> _TASK DIRECTIONS_: Read the lines of the data below and retrieve those with "value".

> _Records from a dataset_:
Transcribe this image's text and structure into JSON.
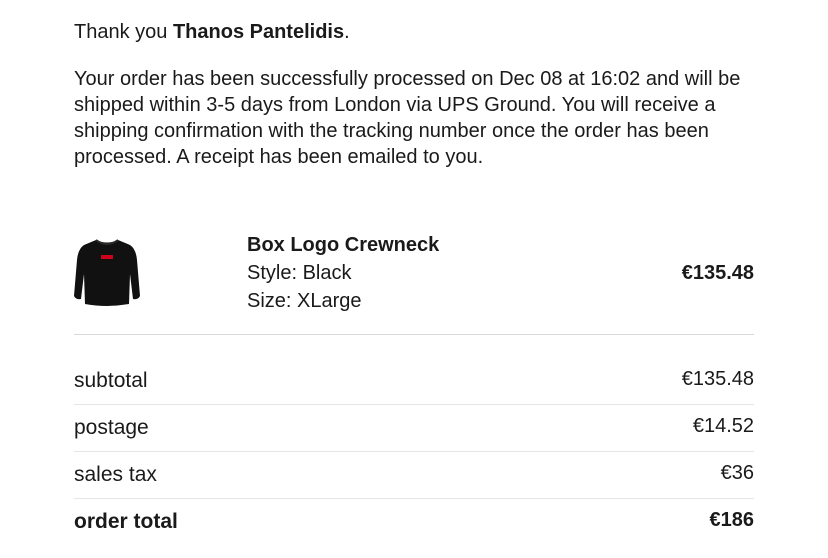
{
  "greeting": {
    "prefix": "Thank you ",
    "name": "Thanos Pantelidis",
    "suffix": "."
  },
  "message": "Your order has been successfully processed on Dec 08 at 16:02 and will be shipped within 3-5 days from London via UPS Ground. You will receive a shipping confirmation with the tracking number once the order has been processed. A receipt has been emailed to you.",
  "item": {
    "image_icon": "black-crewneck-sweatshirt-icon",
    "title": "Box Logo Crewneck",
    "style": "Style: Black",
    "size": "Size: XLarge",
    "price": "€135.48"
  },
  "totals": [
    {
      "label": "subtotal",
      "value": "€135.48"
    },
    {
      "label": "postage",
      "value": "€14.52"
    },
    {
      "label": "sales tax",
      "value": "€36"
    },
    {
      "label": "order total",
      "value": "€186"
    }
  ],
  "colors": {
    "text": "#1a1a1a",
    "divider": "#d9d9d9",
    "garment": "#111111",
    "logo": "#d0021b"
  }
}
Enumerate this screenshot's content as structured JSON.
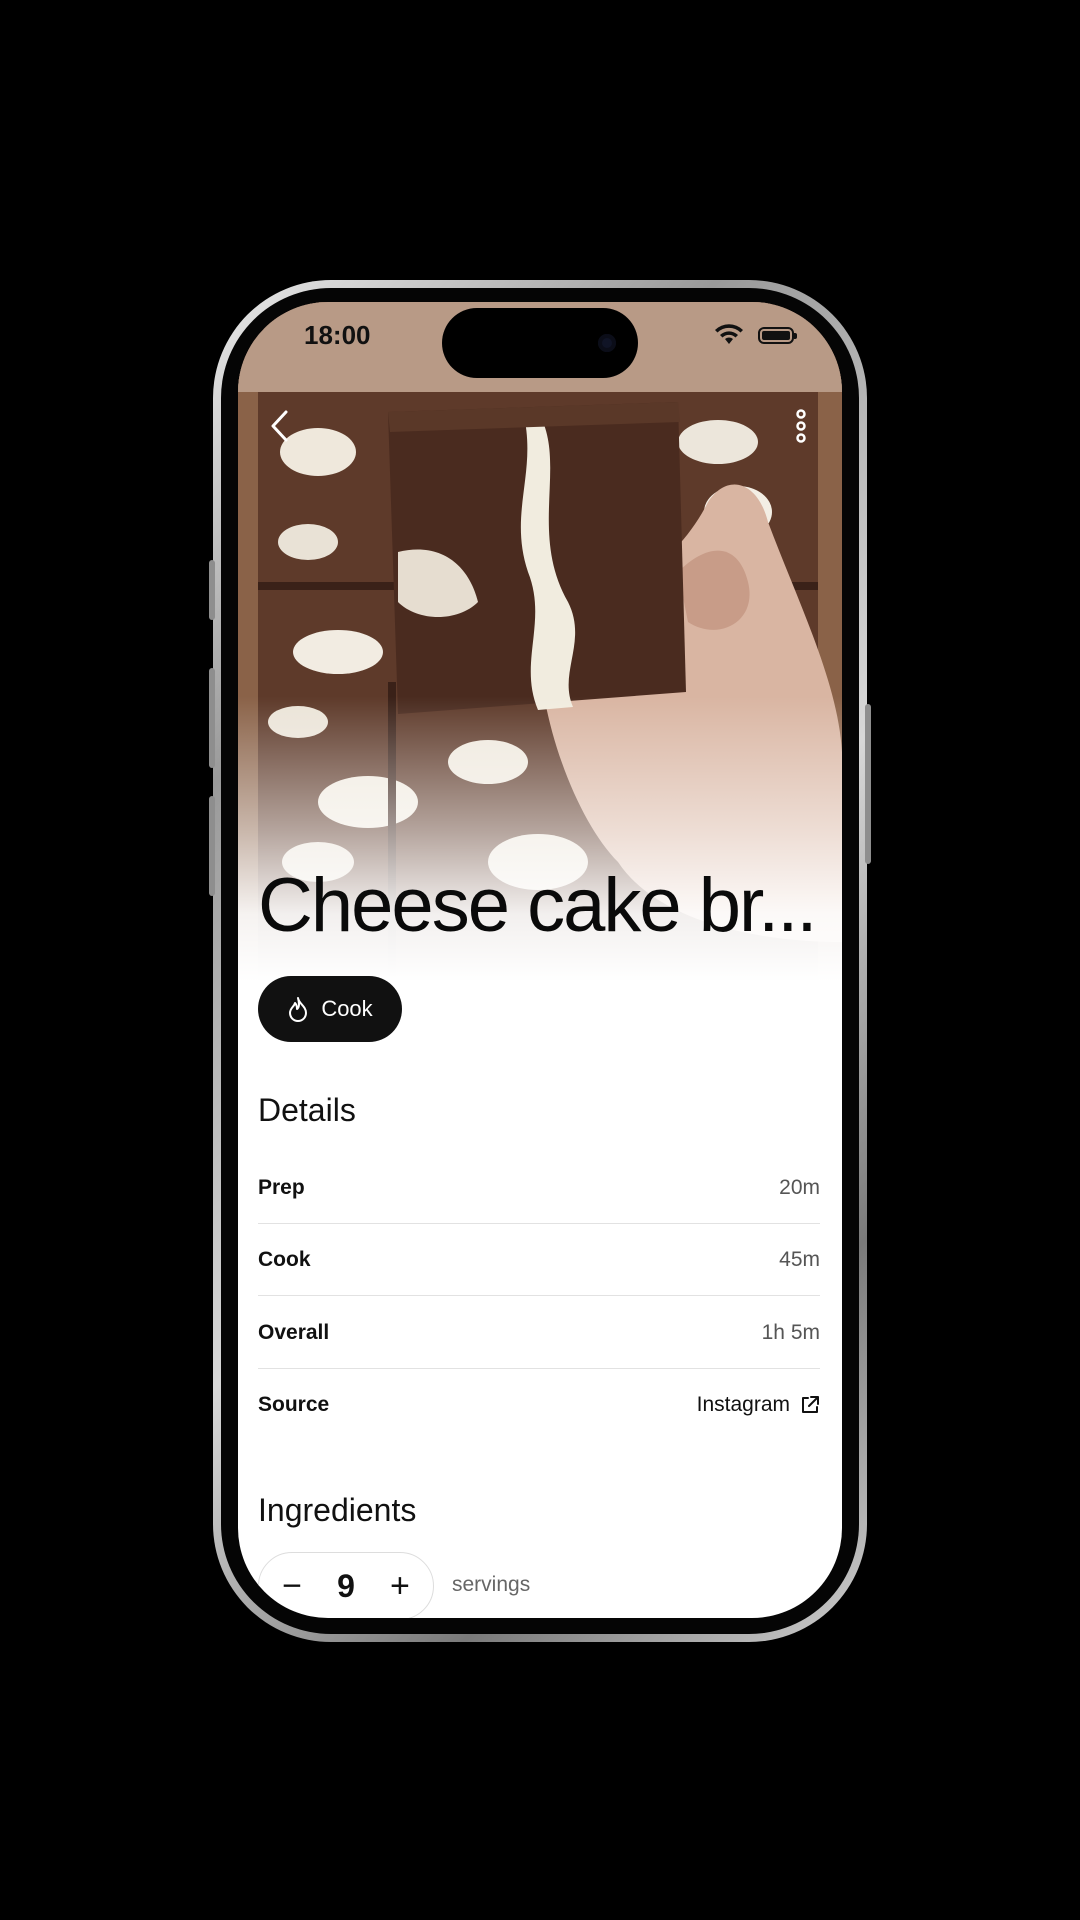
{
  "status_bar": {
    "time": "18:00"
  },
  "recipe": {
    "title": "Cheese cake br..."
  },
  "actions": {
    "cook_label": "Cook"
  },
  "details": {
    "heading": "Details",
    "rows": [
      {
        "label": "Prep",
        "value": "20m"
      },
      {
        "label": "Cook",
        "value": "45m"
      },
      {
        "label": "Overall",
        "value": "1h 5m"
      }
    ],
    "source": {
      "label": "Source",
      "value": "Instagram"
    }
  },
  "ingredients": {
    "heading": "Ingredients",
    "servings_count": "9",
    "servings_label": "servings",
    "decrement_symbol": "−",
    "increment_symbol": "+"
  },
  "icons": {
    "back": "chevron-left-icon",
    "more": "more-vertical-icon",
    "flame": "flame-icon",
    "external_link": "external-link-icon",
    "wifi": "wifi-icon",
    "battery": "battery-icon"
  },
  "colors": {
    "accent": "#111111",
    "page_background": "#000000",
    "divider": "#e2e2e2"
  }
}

> _RESPONSE TO THIS EXERCISE_:
      "value": "€135.48"
      "value": "€14.52"
      "value": "€36"
      "value": "€186"
        "value": "20m"
        "value": "45m"
        "value": "1h 5m"
      "value": "Instagram"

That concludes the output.